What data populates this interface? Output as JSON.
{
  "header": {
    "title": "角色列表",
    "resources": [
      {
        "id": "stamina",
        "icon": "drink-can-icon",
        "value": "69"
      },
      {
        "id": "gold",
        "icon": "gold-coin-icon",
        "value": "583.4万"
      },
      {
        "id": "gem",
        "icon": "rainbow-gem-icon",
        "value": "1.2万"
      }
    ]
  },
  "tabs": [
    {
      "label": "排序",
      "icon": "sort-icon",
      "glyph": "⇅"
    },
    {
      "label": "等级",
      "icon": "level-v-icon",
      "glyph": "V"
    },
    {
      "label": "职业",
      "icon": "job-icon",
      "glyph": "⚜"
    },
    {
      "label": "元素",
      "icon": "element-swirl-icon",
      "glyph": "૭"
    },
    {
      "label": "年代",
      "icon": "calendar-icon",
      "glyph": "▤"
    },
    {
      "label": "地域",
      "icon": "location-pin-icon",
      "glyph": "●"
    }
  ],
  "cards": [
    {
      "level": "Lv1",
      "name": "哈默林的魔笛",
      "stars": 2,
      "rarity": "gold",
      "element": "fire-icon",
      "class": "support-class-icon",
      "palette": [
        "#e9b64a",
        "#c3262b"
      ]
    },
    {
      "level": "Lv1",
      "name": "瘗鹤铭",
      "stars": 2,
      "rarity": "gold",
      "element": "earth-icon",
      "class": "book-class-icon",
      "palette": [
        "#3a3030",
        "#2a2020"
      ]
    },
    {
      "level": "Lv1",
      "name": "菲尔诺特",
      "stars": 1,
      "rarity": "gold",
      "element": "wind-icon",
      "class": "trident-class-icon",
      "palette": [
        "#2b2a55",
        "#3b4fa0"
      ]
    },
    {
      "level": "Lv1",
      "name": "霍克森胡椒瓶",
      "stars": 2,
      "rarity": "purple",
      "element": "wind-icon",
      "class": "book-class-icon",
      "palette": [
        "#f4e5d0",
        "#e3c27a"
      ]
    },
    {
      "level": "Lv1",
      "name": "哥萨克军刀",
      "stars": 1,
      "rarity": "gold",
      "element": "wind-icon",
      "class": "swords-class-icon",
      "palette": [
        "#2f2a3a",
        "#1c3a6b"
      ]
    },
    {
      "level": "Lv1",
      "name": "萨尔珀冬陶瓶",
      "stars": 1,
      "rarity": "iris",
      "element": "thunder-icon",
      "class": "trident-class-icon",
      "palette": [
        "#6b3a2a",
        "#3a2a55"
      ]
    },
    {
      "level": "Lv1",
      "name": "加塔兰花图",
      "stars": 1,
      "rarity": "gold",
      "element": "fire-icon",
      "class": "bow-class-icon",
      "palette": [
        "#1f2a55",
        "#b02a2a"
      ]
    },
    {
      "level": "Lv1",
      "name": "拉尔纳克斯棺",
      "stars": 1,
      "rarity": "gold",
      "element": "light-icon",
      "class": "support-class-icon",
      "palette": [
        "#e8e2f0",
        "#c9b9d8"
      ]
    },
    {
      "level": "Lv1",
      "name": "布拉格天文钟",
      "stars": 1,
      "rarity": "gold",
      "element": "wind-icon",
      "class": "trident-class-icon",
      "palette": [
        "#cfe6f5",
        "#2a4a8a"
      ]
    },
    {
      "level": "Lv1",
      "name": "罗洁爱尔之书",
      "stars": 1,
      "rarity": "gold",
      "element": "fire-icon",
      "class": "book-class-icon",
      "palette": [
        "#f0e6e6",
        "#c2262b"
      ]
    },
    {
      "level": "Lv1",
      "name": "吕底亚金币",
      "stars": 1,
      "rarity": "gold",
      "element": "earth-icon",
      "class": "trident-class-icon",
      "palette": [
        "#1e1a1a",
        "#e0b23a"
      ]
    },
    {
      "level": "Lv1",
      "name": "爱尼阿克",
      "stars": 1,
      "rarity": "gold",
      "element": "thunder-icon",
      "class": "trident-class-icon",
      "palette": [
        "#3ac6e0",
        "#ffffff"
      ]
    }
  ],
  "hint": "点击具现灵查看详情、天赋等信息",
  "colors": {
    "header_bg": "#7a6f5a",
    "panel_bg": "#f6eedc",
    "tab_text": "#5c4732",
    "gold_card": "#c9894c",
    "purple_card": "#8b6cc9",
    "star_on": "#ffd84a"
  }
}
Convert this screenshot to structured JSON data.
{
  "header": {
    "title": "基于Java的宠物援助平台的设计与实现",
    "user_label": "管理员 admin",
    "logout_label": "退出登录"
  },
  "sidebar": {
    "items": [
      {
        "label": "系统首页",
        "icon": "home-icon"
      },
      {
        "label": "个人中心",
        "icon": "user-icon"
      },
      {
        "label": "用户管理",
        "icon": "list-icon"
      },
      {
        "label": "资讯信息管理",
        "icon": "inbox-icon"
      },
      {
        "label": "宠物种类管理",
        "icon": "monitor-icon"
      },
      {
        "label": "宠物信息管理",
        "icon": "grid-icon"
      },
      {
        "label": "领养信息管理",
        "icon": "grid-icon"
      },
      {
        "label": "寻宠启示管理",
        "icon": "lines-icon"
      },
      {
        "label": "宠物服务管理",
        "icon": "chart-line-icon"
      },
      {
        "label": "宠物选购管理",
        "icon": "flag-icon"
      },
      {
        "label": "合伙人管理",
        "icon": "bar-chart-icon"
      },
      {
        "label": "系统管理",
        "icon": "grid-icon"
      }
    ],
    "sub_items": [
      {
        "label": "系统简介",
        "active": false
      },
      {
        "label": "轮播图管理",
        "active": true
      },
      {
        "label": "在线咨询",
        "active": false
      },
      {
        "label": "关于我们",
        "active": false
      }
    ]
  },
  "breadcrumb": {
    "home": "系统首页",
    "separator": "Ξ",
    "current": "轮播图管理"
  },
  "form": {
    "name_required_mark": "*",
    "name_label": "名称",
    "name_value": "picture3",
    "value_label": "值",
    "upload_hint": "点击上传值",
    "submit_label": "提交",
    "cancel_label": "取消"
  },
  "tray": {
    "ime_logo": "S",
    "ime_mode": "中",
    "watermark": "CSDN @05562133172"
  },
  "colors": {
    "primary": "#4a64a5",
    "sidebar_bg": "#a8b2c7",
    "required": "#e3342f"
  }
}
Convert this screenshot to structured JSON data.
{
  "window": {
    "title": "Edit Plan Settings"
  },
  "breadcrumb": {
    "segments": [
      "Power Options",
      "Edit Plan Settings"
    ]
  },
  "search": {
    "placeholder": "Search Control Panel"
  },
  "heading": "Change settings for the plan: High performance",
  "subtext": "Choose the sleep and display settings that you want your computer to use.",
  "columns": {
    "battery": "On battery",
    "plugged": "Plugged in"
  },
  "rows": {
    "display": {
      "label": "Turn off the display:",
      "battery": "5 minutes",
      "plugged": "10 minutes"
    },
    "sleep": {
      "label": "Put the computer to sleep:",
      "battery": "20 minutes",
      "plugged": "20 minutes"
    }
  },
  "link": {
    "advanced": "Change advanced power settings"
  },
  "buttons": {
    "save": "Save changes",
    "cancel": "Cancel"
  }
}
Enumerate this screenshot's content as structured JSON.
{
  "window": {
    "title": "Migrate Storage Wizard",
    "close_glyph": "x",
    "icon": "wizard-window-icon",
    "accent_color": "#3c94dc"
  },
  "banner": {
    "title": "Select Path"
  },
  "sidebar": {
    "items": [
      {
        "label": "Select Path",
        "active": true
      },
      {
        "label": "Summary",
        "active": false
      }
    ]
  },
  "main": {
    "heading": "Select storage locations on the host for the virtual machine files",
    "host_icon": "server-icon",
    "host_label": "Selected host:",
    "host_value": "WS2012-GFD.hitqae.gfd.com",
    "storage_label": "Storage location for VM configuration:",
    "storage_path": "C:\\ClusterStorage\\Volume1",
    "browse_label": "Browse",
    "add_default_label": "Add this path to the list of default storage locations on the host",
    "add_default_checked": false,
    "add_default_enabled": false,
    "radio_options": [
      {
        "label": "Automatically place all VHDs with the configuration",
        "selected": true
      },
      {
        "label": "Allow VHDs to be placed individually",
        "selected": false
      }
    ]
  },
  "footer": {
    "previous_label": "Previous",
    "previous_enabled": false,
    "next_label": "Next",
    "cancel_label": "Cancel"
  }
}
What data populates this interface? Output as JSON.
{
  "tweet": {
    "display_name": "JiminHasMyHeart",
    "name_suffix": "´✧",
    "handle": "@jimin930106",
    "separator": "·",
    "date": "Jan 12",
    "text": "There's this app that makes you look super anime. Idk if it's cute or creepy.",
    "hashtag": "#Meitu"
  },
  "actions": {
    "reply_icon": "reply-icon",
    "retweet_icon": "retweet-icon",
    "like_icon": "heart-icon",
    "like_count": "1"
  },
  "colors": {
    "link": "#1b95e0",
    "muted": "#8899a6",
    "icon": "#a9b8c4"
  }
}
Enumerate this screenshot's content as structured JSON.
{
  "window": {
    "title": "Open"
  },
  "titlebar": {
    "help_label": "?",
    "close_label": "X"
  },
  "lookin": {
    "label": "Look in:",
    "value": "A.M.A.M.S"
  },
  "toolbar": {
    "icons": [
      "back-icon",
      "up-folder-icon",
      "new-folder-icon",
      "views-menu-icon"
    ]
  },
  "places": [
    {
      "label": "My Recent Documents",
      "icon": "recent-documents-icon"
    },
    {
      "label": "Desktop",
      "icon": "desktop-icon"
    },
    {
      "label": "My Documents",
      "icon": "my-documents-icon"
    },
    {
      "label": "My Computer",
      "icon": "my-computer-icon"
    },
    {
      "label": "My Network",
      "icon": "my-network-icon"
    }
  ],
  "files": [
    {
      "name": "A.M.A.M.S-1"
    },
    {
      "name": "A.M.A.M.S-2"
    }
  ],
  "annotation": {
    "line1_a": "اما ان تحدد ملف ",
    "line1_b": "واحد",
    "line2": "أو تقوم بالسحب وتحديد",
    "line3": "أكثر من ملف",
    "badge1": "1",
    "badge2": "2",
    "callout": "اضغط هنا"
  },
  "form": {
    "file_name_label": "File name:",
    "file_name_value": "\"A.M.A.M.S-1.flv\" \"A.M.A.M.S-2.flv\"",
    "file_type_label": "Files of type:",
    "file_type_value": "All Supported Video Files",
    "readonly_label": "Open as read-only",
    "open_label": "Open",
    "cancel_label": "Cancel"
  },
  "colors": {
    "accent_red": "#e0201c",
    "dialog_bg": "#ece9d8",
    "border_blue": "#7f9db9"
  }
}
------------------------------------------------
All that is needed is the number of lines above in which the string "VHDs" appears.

2